[Start of section]

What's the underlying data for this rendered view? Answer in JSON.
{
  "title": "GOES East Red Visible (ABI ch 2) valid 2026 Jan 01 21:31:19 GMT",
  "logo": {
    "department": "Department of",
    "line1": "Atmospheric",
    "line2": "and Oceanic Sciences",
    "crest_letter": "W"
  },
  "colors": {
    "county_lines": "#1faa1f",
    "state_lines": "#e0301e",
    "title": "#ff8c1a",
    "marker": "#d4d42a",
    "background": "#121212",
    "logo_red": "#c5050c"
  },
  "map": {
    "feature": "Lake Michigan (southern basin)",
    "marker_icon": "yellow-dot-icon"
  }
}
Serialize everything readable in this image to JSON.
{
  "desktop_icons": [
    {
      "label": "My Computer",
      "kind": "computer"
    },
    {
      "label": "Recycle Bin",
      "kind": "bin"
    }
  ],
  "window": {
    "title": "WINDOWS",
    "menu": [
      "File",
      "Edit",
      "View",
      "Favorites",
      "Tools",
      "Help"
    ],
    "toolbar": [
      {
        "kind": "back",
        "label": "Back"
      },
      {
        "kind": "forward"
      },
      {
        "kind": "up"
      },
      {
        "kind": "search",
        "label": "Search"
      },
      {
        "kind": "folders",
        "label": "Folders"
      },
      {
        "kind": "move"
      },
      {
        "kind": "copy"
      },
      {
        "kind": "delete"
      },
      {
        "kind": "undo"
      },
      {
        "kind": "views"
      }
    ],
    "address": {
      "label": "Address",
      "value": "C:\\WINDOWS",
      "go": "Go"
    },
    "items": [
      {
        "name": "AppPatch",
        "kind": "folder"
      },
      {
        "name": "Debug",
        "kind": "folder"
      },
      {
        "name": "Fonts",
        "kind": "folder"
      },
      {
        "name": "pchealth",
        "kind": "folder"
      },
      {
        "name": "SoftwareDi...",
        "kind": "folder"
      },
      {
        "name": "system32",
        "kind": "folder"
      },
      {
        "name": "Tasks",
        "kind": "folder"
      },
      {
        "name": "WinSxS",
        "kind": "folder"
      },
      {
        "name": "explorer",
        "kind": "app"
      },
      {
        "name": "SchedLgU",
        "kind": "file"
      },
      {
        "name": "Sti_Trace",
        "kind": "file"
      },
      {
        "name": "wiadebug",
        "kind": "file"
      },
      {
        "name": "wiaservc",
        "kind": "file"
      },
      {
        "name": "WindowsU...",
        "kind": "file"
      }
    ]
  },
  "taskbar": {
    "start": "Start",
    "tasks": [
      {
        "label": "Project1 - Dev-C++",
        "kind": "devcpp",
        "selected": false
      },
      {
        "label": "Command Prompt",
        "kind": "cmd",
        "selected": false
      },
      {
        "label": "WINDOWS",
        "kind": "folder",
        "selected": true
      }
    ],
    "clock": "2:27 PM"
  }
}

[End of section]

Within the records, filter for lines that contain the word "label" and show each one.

(Exercise response)
      "label": "My Computer",
      "label": "Recycle Bin",
        "label": "Back"
        "label": "Search"
        "label": "Folders"
      "label": "Address",
        "label": "Project1 - Dev-C++",
        "label": "Command Prompt",
        "label": "WINDOWS",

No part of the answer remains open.